Kenyans are filing out today to cast their ballots in the re-run presidential election, following the Supreme court annulment of the first vote conducted on 8 August.
The fresh election however may end a major fiasco if supporters of the opposition leader, Raila Odinga heeded his boycott call.
Odinga, who has withdrawn from the race, has urged Kenyans to stay at home and “hold vigils and prayers away from polling stations or just stay at home”.
The election is the chaotic climax of a two-month political drama that began when the Supreme Court overturned the victory of President Uhuru Kenyatta in the August 8 elections.
The court cited “irregularities” and mismanagement by the Independent Electoral and Boundaries Commission (IEBC).
The repeat election is going ahead after clearing myriad legal and political hurdles, but anxiety remains high over the unpredictable consequences of a vote that will take place without Odinga.
Opposition protests have resulted in at least 40 people being killed, mostly at the hands of police and in poor opposition strongholds, according to rights groups.
Odinga said supporters should stay away for the “bloodthirsty regime is planning to use every excuse to massacre our people.”
In Odinga’s western stronghold of Kisumu, one protester was shot in the hip on Wednesday, according to an AFP photographer, as demonstrators engaged in running battles with police.
Protester Gordon Oyeke vowed to stay at home for the election.
“We don’t want elections, we will stay at home. Why fight for something we don’t want and risk getting hit by bullets by the criminal police,” he told AFP.
Kenyatta called for peace on election day, and said this chance for a fresh election would help the country cement its democracy.
“Tomorrow (Thursday) we have yet another opportunity to show the world that we are a free, modern state preoccupied by striving for unity, shared progress, peace and shared prosperity,” he said in a televised address.
Election chief Wafula Chebukati — who said last week he could not guarantee a credible election — appeared to soften his stance on Wednesday after “assurances” from security officials and authorities and “progress” within his divided commission.
“The election as scheduled will go ahead tomorrow, the 26th of October,” he said.

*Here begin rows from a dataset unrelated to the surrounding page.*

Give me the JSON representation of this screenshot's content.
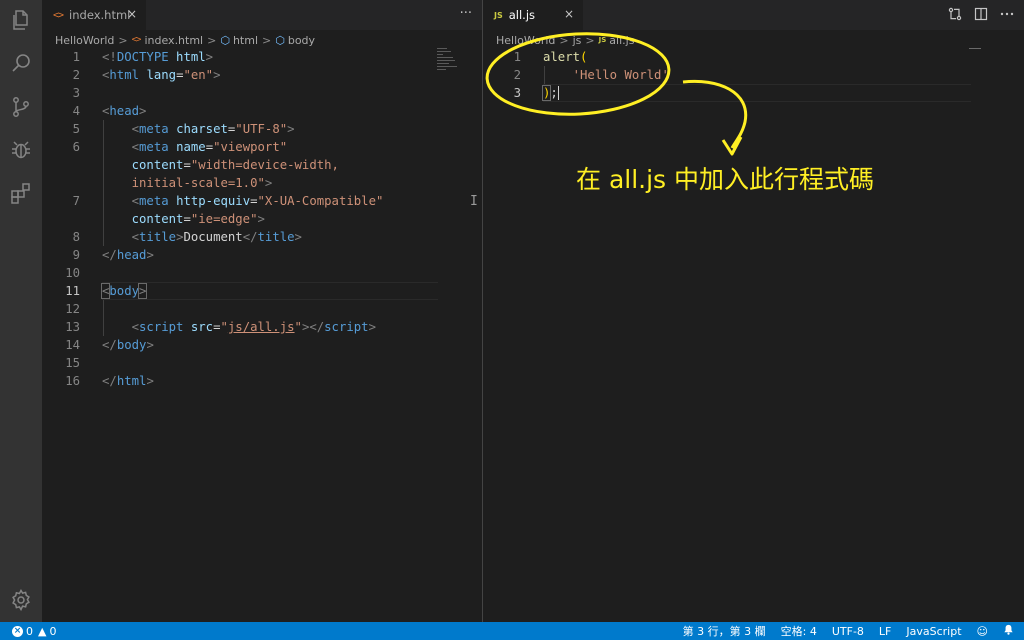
{
  "activity_bar": {
    "icons": [
      "files-icon",
      "search-icon",
      "source-control-icon",
      "debug-icon",
      "extensions-icon"
    ],
    "bottom_icon": "settings-gear-icon"
  },
  "left_editor": {
    "tab": {
      "label": "index.html",
      "close": "×"
    },
    "more_actions": "···",
    "breadcrumb": [
      "HelloWorld",
      "index.html",
      "html",
      "body"
    ],
    "active_line": 11
  },
  "right_editor": {
    "tab": {
      "label": "all.js",
      "close": "×",
      "icon_text": "JS"
    },
    "breadcrumb": [
      "HelloWorld",
      "js",
      "all.js"
    ],
    "actions": [
      "split-compare-icon",
      "split-editor-icon",
      "more-actions-icon"
    ],
    "active_line": 3
  },
  "annotation": {
    "text": "在 all.js 中加入此行程式碼",
    "color": "#ffef24"
  },
  "statusbar": {
    "errors": "0",
    "warnings": "0",
    "position": "第 3 行，第 3 欄",
    "indent": "空格: 4",
    "encoding": "UTF-8",
    "eol": "LF",
    "language": "JavaScript",
    "color": "#007acc"
  }
}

The final legal hurdle came in the form of a last-minute Supreme Court petition to delay the election.
But the hearing was unable to go ahead after only two of seven judges showed up in court. At least five judges are needed to form a quorum.
Chief Justice David Maraga said one judge was ill and out of the country, one could not get a flight to Nairobi and two were “not able to come to court,” he said.
*With AFP report